We started day one learning about Grae-Con through the vast amount of information available on their website. Everything from the history of Grae-Con's ownership all the way to the quality that they require from their sub-contractors was available for us to read and learn. Jeff Smith, the Training Coordinator from the Plumbers and Pipefitters local #168, was our tour guide for the day, and he coordinated our tours with Grae-Con, Kuraray, and the apprenticeship training center. Teachers learned how Grae-Con designed and is building a project at Kuraray, and that they rely heavily on skilled workers from the Plumbers and Pipefitters and other local trade unions to bring their projects to fruition.
Stop #1 was Buckeye Hills Regional Council, where Bret Allphin explained the impact of their organization on the surrounding eight counties. Buckeye Hills directly supports the projects that area townships and small cities would not otherwise have the capacity to pursue.

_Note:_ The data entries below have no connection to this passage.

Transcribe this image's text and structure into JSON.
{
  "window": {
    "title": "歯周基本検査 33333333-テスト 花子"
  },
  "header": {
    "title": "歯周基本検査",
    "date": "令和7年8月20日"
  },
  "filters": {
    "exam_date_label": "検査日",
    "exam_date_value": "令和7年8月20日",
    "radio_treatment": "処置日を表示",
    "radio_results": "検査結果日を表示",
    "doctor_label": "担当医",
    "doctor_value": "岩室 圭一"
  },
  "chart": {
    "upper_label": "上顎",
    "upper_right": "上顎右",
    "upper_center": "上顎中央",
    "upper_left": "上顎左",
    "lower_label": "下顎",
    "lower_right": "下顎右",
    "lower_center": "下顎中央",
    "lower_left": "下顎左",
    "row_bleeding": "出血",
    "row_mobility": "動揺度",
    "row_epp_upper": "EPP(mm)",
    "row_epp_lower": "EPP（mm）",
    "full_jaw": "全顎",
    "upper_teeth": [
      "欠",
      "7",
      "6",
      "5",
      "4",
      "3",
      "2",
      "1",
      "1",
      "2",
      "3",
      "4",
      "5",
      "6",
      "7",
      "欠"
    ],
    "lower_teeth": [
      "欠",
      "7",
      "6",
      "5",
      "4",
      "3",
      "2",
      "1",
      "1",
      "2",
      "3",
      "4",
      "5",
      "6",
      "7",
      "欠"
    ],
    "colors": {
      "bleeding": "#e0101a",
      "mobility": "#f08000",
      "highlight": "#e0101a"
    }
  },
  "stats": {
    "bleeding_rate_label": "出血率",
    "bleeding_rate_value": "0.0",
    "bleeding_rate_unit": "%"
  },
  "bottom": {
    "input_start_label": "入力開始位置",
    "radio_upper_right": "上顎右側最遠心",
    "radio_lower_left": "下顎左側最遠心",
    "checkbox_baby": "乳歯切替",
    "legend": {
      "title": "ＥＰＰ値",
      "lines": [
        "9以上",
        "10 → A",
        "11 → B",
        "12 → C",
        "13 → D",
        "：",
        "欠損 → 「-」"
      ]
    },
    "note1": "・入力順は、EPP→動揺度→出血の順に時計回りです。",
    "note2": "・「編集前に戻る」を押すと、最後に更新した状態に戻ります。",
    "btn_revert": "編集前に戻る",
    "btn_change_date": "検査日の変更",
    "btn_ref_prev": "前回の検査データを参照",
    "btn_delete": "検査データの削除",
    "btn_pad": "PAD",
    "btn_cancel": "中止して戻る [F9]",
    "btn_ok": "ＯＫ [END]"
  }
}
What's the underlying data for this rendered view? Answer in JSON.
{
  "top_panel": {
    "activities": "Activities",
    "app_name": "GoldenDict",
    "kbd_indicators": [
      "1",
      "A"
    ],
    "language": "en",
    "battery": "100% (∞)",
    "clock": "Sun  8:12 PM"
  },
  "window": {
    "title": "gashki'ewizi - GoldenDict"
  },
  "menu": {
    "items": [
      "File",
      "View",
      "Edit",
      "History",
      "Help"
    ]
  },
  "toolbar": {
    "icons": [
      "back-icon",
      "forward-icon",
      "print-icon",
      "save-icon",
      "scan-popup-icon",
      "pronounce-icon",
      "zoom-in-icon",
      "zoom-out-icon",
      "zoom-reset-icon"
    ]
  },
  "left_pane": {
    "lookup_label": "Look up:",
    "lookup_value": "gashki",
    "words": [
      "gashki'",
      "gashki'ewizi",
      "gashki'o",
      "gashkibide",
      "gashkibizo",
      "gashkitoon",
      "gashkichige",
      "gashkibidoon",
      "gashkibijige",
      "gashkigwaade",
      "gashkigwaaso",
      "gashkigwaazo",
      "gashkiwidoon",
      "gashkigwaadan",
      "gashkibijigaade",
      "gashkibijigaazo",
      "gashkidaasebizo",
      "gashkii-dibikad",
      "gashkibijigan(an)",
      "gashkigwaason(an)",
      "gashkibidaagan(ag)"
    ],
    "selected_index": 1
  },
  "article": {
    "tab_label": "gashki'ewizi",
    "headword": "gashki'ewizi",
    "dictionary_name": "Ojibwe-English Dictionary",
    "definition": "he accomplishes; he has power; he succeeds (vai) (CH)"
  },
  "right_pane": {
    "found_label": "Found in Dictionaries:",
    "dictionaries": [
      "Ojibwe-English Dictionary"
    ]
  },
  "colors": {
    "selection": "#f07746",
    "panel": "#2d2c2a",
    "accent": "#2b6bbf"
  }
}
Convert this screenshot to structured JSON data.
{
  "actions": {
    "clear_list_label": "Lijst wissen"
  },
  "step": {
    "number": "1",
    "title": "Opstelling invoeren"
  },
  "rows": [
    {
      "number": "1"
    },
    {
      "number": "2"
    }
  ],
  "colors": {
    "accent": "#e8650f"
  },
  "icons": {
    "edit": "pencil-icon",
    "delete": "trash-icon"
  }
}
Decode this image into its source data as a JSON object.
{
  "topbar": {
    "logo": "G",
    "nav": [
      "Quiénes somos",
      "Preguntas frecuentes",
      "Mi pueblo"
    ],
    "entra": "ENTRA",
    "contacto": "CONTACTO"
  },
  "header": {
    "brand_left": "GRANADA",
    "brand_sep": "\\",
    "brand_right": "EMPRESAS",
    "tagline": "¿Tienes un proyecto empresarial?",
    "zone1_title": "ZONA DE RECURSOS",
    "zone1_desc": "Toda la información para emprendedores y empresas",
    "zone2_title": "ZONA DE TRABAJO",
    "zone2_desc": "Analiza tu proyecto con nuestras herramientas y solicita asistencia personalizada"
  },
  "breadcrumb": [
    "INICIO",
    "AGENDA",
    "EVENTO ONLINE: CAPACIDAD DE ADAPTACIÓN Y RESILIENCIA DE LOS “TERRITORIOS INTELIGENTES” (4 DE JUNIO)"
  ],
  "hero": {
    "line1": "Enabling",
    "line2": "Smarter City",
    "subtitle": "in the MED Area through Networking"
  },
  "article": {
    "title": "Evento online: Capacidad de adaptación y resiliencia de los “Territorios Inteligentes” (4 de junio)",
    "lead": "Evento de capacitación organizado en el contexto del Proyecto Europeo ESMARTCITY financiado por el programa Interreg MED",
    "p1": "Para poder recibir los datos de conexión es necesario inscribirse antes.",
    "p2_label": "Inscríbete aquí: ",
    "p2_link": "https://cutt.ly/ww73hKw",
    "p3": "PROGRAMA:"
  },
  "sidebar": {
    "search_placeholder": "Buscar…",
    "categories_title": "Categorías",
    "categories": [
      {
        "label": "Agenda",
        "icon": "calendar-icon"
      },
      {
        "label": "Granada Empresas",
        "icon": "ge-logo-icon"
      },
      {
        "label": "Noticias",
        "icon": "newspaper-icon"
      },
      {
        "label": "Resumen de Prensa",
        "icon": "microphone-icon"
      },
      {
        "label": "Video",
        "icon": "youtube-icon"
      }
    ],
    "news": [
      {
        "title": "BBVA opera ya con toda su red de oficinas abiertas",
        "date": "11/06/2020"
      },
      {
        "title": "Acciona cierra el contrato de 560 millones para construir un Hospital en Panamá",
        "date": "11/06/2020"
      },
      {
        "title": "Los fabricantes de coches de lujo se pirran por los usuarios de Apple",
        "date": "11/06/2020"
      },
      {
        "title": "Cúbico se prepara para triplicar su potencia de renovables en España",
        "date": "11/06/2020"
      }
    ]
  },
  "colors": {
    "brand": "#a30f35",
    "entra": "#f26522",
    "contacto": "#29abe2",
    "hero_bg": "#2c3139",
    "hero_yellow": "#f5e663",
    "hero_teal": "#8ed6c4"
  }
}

Bret then had the task of convincing the teachers that a governmental position like his was a great job to have.
Stop #2 was Huntington Bank with Barb Close. She explained the changing nature of the banking industry, and gave some advice about the type of education students should pursue to be employed in the banking industry in the future. Being a teller may not be on the list of options.
Stop #3 was to MicroMachine Works, Inc. just outside of Barlow. Linn Yost and Dan Anstatt showed us various machines they use to create custom metal products, as well as wood and plastic carvings, for other companies around the nation....yes, the nation. Yet, they don't have a website. We were quite surprised by the amount of work that they complete despite the fact that they don't market themselves...at all.
All in all, it was an amazing couple of days. The most significant things we learned: 1) these employment opportunities exist for our students right here in the Mid-Ohio Valley; 2) what soft skills these employers expect from their employees; and 3) the paths that students need to follow in order to obtain these types of jobs. Next week's blog will feature a teacher's perspective....in her own words. Thanks to the businesses that allowed us to intrude on their day, and to the people that took the time to help coordinate the tours.